To show the postcolonial space, the author chooses a mixture of English and Spanish as the main technique of the poem. The lyrical hero periodically switches from one language to another and this does not bother him, he feels like a carrier of both of them. Anzaldua allows the character to speak in different languages, expressing his thoughts and concerns: “Cuando vives en la frontera people walk through you” (Anzaldua, lines 11-12). Thus, the poet shows that a person of mixed race can exist on the border of two cultures without fully belonging to any of them.
Anzaldua chooses metaphorical devices to explain these thoughts to the reader. Thus, she speaks of the difficulties of life “while carrying all five races on your back” (Anzaldua, line 5). The author makes it clear that it is impossible to ignore part of their identity and history. The metaphor is alcohol and marginalized communities that need help and support. Anzaldua says that they must “resist the gold elixir beckoning from the bottle” (Anzaldua, line 22). These are impulses that are important to combat to thrive in a postcolonial society.
Cultural identification came to the fore whenever there was a “meeting” of different cultures. In Anzaldua’s work, hybrid identity is an important factor in survival in a frontier country. The author often uses such a literary device as repetition, forcing the reader to become more immersed in their hybrid community. The poet emphasizes this identity with many examples such as “put chile in the borscht” and “eat whole wheat tortillas” (Anzaldua, lines 17-18). Thus, it shows how mixed people’s ideas about cultures and their own identities are.
The personal identity of the characters is extremely blurred and uncertain. Anzaldua uses the image of a stranger to refer to a society in which people of mixed races live. The characters cannot live in harmony with themselves and they are all “wounded, lost in action” (Anzaldua, line 31). The poet describes their identity as a place “where enemies are kin to each other” (Anzaldua, line 27). Due to the impossibility of cultural self-identification, the characters create a third space, in which “you’re a burra, buey, scapegoat, forerunner of a new race” (Anzaldua, lines 13-14). According to the poet, the only way out for these people is to unite in an intersectional society.

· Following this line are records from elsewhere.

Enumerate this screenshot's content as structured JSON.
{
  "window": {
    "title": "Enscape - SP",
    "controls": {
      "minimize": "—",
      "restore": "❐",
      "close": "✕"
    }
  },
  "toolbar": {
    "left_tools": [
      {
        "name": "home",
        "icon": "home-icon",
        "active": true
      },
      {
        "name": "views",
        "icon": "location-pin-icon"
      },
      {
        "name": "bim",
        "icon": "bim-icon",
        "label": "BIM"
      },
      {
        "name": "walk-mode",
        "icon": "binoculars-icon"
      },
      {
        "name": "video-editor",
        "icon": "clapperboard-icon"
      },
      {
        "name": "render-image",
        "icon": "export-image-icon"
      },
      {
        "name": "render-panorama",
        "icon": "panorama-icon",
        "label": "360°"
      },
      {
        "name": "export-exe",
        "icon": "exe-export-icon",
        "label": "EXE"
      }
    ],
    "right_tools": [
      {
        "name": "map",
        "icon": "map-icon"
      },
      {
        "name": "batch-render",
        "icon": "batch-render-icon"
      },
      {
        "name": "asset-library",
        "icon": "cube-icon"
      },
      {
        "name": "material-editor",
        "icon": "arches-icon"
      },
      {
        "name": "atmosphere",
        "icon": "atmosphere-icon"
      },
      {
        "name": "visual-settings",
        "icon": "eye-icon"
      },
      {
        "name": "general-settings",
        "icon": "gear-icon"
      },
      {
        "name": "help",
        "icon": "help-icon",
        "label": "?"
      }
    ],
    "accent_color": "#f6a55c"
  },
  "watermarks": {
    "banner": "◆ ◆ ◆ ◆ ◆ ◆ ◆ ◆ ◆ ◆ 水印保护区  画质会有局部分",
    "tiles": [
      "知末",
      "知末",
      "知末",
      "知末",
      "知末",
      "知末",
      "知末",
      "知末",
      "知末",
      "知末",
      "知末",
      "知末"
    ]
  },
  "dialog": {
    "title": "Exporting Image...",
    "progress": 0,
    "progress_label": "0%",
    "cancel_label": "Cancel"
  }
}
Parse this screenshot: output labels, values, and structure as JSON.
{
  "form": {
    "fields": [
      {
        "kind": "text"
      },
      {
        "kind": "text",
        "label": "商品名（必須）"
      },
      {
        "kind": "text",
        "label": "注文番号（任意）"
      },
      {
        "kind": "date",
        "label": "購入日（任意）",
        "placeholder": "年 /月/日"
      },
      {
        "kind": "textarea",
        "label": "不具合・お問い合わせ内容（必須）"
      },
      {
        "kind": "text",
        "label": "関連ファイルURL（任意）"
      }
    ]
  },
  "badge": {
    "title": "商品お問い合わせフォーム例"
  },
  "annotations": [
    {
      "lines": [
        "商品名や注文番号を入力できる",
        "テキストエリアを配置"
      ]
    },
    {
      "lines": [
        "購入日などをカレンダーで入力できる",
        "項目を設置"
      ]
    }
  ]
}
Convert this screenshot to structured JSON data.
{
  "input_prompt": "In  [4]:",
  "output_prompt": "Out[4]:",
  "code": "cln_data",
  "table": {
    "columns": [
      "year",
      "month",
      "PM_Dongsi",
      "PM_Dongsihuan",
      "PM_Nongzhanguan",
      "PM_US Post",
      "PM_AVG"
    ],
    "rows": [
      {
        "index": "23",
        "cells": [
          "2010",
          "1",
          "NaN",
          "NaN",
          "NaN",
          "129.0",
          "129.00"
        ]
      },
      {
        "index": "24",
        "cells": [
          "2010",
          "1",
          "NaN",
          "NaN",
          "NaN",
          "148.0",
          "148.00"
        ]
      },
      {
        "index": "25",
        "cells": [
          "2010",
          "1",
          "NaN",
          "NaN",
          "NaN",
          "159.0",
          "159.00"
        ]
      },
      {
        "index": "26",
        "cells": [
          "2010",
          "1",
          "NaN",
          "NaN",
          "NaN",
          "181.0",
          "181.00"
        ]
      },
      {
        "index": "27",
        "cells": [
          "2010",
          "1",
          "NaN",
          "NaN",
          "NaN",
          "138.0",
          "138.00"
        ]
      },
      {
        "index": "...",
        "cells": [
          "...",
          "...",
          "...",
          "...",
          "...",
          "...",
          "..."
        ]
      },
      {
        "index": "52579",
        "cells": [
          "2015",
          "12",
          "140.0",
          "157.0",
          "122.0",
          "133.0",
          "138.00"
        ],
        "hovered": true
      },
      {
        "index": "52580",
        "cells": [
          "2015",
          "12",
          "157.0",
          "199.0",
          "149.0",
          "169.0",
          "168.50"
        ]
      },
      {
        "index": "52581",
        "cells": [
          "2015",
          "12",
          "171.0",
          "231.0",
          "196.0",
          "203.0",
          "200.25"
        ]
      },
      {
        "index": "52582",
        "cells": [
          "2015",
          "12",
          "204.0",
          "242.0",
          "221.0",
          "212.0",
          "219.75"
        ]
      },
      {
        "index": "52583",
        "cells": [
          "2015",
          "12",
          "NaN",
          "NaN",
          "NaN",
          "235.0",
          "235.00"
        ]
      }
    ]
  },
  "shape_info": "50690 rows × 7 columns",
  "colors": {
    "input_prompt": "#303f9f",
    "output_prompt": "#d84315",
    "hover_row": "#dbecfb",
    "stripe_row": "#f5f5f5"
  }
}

Thus, throughout the poem, the theme of the post-colonial community is raised. Anzaldua identifies the Chicana people as estranged and lonely people, using various literary devices to convey her thoughts. These techniques include a combination of various types of verse, interspersing Mexican words, metaphors, and repetition. Using these literary devices, Anzaldua artistically outlines the hybrid identity of each person in their environment.
Anzaldúa, Gloria. “To live in the borderlands means you.” American Identities. An Introductory Textbook, 2005. pp. 316-318.